[Start of Attachment]
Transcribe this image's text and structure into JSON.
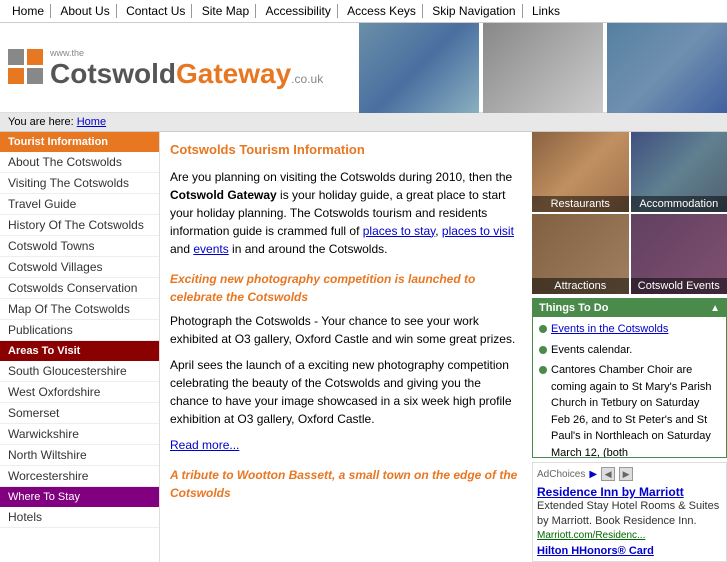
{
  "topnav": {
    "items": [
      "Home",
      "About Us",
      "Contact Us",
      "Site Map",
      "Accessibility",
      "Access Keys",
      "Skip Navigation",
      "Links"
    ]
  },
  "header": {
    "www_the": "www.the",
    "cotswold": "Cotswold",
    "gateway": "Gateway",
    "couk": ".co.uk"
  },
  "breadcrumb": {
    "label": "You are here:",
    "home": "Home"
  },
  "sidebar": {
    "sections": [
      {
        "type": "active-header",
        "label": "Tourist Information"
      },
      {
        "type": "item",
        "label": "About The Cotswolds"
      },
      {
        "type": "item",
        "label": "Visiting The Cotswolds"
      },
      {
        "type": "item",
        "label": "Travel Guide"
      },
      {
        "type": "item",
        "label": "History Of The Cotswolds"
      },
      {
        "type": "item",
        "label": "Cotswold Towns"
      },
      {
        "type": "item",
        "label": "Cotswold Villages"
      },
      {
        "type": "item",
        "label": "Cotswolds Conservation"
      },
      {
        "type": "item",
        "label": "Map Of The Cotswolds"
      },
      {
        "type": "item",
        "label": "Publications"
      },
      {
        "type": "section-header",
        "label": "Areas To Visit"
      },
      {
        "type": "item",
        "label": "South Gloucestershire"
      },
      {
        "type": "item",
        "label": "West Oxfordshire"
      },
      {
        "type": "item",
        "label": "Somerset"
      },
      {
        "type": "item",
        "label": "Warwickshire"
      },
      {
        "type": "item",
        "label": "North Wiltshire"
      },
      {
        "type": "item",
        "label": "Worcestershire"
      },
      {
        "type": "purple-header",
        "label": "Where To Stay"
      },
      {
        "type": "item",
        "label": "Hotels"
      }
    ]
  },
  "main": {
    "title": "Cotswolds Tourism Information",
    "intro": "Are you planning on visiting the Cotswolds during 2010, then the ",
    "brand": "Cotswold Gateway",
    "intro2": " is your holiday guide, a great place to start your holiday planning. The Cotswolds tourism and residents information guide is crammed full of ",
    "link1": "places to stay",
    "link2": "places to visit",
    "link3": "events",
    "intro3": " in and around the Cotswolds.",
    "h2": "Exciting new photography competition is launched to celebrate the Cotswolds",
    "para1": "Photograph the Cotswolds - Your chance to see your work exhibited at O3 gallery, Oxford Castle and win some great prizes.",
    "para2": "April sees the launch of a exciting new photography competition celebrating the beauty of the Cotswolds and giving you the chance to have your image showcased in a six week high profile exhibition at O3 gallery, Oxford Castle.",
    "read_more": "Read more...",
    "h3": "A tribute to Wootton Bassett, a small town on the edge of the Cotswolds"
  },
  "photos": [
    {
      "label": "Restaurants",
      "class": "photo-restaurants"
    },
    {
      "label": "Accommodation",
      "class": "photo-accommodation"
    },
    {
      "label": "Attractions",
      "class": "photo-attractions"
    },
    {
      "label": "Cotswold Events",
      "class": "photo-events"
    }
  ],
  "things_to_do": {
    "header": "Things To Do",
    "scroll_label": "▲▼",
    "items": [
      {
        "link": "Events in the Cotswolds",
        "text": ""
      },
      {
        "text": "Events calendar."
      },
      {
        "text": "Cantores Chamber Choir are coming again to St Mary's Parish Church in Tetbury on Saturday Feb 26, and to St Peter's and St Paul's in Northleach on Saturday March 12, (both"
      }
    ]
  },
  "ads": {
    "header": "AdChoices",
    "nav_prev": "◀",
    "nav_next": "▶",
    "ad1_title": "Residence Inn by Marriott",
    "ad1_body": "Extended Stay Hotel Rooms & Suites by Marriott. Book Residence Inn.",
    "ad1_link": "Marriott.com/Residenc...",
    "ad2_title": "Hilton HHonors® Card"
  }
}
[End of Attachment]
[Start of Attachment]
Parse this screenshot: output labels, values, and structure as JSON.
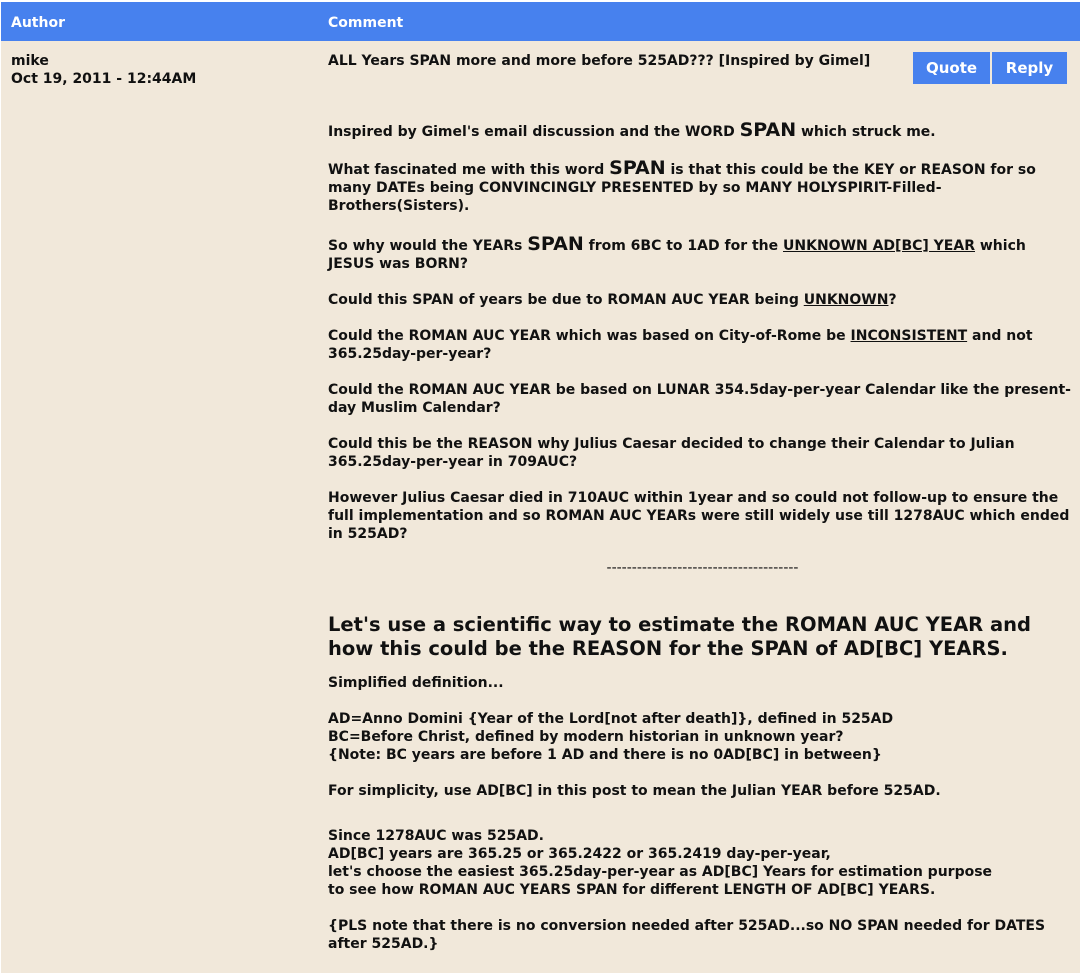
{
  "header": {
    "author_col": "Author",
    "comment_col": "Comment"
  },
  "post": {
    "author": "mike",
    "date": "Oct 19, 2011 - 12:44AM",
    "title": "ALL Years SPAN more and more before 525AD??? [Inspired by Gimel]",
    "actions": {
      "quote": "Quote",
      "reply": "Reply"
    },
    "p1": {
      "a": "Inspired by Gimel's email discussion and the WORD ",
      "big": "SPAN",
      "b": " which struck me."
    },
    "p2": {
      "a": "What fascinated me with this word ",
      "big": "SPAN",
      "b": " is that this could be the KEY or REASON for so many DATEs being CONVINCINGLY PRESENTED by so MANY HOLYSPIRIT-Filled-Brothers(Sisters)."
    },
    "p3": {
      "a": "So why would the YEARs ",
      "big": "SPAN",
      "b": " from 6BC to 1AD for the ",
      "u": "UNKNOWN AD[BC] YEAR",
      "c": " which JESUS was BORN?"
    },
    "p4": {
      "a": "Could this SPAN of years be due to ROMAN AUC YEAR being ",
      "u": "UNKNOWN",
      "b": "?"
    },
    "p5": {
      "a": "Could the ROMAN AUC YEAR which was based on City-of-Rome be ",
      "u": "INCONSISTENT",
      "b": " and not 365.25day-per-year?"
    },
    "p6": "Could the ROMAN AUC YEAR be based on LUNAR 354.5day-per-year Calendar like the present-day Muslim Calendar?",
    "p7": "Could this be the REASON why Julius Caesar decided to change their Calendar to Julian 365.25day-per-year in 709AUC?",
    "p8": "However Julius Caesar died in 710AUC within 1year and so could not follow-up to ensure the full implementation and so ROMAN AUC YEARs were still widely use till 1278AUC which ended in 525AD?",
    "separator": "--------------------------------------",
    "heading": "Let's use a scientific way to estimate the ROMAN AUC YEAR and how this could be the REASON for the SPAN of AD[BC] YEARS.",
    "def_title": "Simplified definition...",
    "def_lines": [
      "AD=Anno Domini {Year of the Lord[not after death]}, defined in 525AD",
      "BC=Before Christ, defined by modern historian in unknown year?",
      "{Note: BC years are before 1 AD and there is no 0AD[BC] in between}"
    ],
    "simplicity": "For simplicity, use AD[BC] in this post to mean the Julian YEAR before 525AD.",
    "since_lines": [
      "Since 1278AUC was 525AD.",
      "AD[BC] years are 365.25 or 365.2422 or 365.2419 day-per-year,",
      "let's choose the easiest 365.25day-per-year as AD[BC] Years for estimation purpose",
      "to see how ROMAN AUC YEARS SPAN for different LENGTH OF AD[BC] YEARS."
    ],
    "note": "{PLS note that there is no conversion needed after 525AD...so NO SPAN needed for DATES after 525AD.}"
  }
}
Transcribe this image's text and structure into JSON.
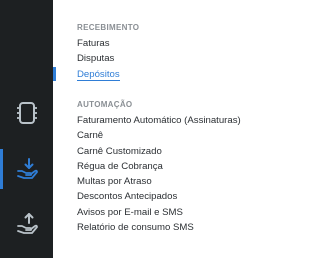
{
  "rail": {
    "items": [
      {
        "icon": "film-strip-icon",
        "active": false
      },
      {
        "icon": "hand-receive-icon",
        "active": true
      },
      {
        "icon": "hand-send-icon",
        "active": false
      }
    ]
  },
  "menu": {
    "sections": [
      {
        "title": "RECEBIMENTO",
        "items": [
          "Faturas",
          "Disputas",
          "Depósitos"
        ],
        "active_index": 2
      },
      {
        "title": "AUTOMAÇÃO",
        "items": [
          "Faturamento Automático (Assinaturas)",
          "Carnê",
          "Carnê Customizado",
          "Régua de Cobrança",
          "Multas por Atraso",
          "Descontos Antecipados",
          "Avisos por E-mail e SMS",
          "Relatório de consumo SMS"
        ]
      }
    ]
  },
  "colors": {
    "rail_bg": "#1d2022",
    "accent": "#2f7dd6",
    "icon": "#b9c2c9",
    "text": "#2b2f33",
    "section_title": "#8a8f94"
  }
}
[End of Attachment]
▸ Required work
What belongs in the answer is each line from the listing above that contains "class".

▸ Answer area
      "class": "photo-restaurants"
      "class": "photo-accommodation"
      "class": "photo-attractions"
      "class": "photo-events"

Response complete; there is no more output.